- Product: websites, integrations [eg with wallets], standards development
- Funding: defining, administering, paying and following up funding requests, plus meta-funding for this effort itself
So, in terms of “who” should own making this possible, I suggest that the Concierges are already doing most of it anyway! The two new pieces are Product and Funding, each of which does require some real human oversight to be effective. This would mean either expanding what the Concierges are doing now to include some grant administration and product work or having another dedicated team available who can handle the extra stuff and work with the existing Concierges to support the more operational stuff.
To avoid unfairly pigeonholing the existing Concierges, I’ll call the team who would need to manage all of this the “On Chain Communities Team” and we can figure out what level of involvement makes the most sense from the Concierges.
I don’t want to get too far ahead of the back-end funding discussion, which is deeper, but IMO there should be a dedicated fund which supports these basic community onboarding efforts, plus meta-community efforts like funding development of software. This fund is ideally structured as:
An endowment model where there is regular monthly funding provided from staking rewards, which can be scaled up as the community size and needs scale.
Onchain Communities Team handles the validation of new communities and triggering monthly payouts.
Onchain Communities Team subteams handle the meta and product/tech streams internally too.
A single Team Leader provides reporting and accountability for the funds, both to the community overall and the funding entity
These funds can be provided as part of the revamped Grants program, as described in a future post. The team overhead costs would need to be part of that grant as well.
To avoid making this even more of a mega-post, I’ll kick the can into another one to talk about the product and technical needs that support the community effort. Overall, the two biggest journeys are:
Prospective community leaders need to be able to discover, understand, create, onboard and manage their communities seamlessly.
Prospective community members (aka everyone on-chain) need to be able to discover, understand, join and participate within communities.
This will require:
Copy and information design for key community website properties
Standards development to underlie both the onchaining of communities and the linking of their members

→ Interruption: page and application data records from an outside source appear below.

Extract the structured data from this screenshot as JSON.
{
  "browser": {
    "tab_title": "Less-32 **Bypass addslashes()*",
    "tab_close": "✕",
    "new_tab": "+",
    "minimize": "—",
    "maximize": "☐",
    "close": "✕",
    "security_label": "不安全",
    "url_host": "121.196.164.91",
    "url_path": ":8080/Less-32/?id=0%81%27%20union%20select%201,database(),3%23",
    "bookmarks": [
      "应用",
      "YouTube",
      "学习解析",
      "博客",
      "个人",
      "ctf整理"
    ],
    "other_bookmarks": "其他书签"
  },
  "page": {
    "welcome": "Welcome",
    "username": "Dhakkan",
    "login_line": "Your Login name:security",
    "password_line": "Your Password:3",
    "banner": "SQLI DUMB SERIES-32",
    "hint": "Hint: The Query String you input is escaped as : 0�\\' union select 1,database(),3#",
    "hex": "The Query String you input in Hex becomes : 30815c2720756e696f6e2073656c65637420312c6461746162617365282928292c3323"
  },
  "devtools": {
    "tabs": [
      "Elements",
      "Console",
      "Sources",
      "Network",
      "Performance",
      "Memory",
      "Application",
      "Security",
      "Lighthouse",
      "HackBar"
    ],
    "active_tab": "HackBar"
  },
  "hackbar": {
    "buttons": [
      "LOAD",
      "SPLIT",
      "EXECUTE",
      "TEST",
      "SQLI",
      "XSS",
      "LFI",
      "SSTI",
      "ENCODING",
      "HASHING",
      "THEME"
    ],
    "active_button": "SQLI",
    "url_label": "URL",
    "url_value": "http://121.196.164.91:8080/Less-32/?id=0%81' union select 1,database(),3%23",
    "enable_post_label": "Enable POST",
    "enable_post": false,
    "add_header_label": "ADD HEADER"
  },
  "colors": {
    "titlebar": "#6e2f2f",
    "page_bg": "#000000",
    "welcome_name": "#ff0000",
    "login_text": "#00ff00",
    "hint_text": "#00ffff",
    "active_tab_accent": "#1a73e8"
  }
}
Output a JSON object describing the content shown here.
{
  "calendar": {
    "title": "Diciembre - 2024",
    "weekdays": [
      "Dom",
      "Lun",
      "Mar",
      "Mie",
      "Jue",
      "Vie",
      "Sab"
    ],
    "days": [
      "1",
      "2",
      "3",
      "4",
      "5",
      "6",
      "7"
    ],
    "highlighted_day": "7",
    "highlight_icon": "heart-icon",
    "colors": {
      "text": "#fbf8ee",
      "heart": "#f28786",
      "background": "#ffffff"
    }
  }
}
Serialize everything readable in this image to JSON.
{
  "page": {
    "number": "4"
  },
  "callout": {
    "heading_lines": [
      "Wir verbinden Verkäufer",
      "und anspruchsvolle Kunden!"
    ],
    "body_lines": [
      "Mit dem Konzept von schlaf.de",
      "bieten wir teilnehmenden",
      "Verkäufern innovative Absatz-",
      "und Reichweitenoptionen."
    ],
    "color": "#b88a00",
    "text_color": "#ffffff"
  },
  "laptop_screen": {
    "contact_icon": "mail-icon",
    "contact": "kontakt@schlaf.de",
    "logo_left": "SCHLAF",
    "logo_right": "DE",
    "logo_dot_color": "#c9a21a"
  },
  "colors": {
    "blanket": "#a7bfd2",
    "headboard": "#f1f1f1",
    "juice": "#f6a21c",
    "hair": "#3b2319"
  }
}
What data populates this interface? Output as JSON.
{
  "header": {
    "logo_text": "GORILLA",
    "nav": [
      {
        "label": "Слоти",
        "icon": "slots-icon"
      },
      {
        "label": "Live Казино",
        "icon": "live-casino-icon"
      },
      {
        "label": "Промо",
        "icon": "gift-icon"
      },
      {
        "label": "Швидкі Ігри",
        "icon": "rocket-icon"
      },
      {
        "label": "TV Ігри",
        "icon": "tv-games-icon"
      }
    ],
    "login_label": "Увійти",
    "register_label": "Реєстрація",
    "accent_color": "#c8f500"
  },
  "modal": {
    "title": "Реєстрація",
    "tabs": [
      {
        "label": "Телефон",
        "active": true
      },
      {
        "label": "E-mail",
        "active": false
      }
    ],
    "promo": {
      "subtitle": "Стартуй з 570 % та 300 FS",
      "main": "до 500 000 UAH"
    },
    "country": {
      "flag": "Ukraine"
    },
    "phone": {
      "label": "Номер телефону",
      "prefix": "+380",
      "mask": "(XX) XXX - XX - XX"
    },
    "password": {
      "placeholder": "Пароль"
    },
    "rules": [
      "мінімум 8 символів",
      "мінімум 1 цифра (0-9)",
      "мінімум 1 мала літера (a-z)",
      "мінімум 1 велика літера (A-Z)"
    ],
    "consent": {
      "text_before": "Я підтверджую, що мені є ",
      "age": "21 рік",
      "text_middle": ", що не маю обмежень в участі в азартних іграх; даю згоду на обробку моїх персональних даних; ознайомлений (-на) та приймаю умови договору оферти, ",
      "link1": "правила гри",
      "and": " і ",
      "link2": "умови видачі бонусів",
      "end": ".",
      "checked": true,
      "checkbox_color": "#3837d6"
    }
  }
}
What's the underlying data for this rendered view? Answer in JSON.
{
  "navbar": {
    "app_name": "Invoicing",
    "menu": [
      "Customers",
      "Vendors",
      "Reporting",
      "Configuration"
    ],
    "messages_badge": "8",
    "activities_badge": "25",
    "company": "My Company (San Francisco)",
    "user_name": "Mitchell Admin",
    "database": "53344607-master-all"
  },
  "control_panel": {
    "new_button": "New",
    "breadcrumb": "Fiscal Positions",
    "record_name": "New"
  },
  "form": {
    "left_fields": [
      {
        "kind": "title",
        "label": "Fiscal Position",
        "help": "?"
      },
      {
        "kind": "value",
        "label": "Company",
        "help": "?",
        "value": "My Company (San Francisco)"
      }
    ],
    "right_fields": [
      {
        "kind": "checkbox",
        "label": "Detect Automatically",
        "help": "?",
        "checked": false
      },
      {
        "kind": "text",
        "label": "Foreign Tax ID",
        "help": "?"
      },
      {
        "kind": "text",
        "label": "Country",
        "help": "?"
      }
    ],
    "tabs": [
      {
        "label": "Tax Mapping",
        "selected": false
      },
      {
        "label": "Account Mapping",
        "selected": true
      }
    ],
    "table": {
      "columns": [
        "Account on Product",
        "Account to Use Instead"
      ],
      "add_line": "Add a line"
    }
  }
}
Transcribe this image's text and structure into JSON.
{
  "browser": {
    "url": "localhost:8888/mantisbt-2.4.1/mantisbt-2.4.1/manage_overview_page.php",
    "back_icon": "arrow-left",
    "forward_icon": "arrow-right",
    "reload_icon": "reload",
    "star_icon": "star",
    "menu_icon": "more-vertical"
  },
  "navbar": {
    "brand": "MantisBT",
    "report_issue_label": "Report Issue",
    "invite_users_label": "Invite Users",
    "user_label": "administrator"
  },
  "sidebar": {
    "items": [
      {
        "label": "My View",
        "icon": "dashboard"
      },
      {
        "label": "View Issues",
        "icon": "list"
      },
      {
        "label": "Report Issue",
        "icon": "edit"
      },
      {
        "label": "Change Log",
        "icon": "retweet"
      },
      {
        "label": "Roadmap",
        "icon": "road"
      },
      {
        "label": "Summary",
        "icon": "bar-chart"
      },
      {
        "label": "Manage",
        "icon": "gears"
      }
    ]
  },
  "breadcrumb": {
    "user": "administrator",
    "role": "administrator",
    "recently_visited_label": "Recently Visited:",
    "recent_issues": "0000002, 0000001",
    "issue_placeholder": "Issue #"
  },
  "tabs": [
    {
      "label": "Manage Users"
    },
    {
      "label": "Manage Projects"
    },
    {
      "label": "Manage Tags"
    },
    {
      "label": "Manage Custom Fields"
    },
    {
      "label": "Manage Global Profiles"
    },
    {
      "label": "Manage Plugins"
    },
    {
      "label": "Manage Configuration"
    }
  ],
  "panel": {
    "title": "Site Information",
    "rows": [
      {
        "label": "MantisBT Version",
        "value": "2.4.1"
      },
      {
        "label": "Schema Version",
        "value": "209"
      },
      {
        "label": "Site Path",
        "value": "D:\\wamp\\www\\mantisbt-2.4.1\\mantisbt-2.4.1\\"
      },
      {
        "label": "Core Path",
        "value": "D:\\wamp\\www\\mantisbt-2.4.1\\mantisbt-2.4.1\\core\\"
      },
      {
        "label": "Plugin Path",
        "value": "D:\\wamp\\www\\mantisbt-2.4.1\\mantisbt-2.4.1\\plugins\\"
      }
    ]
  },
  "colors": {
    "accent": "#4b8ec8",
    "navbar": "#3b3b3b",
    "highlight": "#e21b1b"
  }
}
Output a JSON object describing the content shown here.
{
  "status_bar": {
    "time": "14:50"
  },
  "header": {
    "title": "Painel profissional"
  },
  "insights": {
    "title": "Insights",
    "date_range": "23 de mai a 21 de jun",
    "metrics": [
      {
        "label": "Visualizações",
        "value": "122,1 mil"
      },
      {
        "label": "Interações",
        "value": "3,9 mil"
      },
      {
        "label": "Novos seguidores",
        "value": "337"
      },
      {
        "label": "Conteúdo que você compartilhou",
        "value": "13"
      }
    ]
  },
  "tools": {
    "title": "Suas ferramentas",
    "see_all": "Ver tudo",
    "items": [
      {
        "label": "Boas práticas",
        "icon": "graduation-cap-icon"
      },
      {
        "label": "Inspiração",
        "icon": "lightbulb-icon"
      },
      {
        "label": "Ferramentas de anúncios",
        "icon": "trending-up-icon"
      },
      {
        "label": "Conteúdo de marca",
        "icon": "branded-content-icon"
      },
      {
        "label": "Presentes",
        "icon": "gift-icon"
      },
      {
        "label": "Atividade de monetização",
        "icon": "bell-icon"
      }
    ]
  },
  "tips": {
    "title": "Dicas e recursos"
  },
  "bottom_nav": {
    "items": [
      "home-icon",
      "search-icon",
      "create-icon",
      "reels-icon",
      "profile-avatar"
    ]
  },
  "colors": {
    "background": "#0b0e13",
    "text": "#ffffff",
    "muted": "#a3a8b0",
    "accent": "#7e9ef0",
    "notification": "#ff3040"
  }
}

Driving adoption of those standards among existing tools (eg wallets) and integrating them with new flows (eg tools for discovering and onboarding to communities)
This post only covered the bare bones community funding, inline with my goal to really separate out the basic community management stuff from the more advanced stuff. A key missing piece is now how to support valuable but less scalable community efforts like funding for events or other one-off activities.
I think these streams need to source from the standard grants pipeline, but via the hands of specific funding pools (including DAOs) which are specifically targeted to service those things. More details to come there.
So, just to reiterate, this proposal basically said:
Change pretty much anything that talks about “guilds” to talk about “on-chain communities”
Provide a very basic simplified funding framework for new communities, run by an Onchain Communities team (overlaps Concierges) and funded via an endowment grant
Onchain Communities team works with Concierges provides operational support for the community leaders and help ensure there is discoverability for these communities
Future posts will cover the details of the product/tech angle plus get deeper into setting up funding pools for more advanced things.